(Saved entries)
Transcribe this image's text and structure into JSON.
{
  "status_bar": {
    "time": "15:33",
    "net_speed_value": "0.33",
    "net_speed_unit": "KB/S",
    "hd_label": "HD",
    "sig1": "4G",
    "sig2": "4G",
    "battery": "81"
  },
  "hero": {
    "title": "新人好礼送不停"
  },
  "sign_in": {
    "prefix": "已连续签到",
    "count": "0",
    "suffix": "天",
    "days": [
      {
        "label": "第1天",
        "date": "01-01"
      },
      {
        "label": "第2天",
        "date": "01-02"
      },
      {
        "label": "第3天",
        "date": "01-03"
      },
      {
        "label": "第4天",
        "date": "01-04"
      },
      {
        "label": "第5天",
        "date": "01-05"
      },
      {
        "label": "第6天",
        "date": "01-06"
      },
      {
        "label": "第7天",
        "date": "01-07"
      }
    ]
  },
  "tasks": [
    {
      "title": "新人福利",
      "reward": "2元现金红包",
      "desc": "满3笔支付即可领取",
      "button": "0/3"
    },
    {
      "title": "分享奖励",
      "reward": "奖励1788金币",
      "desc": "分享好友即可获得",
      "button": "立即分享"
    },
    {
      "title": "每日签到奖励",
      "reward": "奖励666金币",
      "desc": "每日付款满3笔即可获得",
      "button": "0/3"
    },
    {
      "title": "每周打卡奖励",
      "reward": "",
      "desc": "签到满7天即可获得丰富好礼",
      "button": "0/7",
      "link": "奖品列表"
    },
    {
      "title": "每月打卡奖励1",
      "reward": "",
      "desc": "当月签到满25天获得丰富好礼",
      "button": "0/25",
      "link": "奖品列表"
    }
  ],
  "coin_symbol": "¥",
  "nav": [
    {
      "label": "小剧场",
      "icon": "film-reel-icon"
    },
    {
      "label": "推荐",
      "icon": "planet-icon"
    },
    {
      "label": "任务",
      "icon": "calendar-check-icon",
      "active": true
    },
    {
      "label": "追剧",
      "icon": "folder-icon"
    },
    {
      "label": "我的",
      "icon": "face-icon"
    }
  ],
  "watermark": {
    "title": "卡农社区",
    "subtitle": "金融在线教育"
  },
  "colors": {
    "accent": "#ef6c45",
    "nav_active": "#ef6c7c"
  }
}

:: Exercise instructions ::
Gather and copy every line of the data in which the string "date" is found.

:: Solution to this exercise ::
        "date": "01-01"
        "date": "01-02"
        "date": "01-03"
        "date": "01-04"
        "date": "01-05"
        "date": "01-06"
        "date": "01-07"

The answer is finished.